Megadesigner Outlet Mall
This project done with George Buchanan Architects as the architect of record, LADA as site design consultants, and Transsystems Builders in Houston as the site and building engineers was a study for the first outlet mall outside the center city of Bucharest.
The site had major constraints. Power and water lines that fed the city ran directly under the property restricting the buildable footprint to a cruciform area roughly in the center of the property with partial frontage along a main artery into the downtown.
The mall form is a hybrid from the big box formats popularized in the 1990’s and the pedestrian outlet malls throughout the United States. Recent studies done by consultants to the project favored the hybrid so that shoppers could have access to a central spine of shops.
Transsystems which fabricates metal buildings used primarily in the food industry was the developer for the project. They intended to use their standard building kit for the majority of the structures and asked us to analyze and construct a menu of limited options for organizing specialized retail attractors and a module that could accommodate individual shops that might be capable of renting out single and multiple bays in the complex.
The key retail locations were at the front of the complex near the highway and at the center and ends of the cruciform. Different modules were analyzed to give some variety to the scale of the pedestrian areas and to provide public gathering spaces for events sponsored by the mall developer.
Considerable attention was given to the use of lighting and signage as the limited architectural budget and the desire for advertising and pageantry would most likely come from a flexible system that needed to retain a contemporary identity for the complex.
The sign system was distinguished by the changes in scale and speed in which the mall would be experienced. Large lighting features and signals were positioned at key locations visible from all points of the development.

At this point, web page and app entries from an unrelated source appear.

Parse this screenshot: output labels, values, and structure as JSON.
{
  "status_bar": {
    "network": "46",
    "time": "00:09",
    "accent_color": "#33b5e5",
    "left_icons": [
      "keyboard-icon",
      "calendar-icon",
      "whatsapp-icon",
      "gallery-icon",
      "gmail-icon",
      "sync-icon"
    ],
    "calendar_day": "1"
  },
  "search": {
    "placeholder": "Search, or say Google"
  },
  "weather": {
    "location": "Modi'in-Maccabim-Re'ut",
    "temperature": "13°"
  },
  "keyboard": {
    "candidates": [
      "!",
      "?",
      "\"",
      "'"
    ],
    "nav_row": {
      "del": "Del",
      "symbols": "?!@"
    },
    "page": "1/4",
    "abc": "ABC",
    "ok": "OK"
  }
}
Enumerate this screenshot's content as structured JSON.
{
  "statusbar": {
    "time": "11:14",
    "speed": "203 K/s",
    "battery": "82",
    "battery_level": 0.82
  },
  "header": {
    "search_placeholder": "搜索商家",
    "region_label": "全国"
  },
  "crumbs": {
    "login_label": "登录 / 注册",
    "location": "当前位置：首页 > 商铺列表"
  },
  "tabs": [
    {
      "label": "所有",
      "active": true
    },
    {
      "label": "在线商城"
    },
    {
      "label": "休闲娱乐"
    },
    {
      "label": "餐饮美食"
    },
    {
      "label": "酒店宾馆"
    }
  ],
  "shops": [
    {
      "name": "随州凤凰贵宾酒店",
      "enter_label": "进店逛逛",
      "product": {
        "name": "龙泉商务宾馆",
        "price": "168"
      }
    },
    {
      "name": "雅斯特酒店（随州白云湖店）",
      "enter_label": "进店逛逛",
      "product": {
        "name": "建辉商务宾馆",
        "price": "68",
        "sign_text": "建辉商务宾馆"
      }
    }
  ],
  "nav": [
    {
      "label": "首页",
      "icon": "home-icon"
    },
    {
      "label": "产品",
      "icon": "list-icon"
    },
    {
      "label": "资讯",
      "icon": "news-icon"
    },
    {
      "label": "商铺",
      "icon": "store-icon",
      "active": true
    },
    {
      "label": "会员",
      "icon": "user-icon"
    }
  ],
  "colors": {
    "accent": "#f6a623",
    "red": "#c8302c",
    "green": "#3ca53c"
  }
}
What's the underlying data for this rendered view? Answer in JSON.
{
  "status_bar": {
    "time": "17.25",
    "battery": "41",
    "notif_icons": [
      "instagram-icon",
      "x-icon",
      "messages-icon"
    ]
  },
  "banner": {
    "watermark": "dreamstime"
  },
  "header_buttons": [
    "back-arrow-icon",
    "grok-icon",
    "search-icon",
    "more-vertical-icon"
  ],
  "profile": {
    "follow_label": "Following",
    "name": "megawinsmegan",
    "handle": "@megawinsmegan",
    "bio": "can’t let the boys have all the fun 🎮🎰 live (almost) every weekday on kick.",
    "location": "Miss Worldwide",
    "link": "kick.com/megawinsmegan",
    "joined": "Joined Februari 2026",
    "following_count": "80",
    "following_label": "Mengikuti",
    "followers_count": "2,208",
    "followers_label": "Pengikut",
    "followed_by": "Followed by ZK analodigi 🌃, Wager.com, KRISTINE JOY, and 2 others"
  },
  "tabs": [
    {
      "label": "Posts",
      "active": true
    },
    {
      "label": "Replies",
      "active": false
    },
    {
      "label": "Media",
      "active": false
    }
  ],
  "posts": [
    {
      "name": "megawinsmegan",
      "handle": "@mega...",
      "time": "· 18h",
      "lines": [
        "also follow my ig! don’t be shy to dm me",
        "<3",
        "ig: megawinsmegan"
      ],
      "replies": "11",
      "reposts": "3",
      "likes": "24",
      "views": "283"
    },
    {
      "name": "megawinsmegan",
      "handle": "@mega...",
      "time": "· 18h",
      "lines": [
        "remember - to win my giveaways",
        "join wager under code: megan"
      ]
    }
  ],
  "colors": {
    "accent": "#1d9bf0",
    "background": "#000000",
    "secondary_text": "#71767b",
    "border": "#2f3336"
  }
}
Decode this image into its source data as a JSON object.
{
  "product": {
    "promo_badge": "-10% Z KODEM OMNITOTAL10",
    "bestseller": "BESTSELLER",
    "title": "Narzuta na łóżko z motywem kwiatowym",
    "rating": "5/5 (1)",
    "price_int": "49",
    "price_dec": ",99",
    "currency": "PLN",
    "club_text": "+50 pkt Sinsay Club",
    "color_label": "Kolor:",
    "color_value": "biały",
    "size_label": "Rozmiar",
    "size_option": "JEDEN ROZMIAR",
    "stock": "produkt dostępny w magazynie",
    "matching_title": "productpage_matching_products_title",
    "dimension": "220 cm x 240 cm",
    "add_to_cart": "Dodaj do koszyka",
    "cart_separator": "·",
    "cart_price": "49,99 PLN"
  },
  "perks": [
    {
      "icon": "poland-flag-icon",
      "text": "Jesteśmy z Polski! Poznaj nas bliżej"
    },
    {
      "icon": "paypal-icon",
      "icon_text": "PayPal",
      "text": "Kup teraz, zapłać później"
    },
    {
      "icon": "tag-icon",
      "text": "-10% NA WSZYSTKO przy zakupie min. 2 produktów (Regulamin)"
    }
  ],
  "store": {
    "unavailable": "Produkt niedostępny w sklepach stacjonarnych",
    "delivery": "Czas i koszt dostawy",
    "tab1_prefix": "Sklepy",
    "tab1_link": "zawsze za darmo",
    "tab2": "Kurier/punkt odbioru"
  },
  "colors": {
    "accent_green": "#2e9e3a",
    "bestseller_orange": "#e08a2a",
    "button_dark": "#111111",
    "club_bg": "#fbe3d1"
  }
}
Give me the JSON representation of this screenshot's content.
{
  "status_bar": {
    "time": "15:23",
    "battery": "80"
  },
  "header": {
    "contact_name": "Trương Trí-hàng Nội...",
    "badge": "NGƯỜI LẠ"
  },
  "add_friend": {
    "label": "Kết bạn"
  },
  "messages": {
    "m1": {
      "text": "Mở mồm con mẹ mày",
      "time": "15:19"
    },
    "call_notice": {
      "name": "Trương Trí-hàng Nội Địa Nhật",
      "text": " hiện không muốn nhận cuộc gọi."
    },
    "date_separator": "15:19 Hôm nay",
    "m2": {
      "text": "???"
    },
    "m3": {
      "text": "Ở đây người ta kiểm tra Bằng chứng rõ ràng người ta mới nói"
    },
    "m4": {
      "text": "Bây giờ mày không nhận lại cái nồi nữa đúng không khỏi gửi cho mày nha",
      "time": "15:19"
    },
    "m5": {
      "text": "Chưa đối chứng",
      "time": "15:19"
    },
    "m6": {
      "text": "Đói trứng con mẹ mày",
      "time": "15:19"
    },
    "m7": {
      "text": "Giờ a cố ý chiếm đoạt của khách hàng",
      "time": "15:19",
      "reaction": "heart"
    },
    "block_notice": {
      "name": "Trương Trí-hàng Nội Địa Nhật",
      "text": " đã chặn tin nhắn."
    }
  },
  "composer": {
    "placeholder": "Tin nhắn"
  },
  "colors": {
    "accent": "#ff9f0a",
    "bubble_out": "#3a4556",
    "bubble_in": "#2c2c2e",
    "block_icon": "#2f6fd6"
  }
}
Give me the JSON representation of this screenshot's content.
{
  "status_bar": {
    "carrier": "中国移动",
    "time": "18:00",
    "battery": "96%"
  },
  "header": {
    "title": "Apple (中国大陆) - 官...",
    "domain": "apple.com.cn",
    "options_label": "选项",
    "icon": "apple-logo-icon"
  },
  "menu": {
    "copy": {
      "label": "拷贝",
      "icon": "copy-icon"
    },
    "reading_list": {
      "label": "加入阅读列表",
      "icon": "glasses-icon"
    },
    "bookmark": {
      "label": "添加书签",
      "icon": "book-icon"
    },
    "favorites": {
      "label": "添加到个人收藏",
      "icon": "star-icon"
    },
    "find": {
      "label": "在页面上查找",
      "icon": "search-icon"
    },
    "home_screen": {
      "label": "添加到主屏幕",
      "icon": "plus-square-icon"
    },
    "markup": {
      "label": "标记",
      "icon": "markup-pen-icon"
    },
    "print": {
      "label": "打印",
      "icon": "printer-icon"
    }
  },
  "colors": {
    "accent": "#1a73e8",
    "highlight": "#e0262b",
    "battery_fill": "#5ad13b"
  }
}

Retail signs then scale from the experience of walking the central street down to the individual storefront.
The architectural development looked to incorporate these practical needs with a relatively inexpensive surface treatment that would give character and identity within the mall.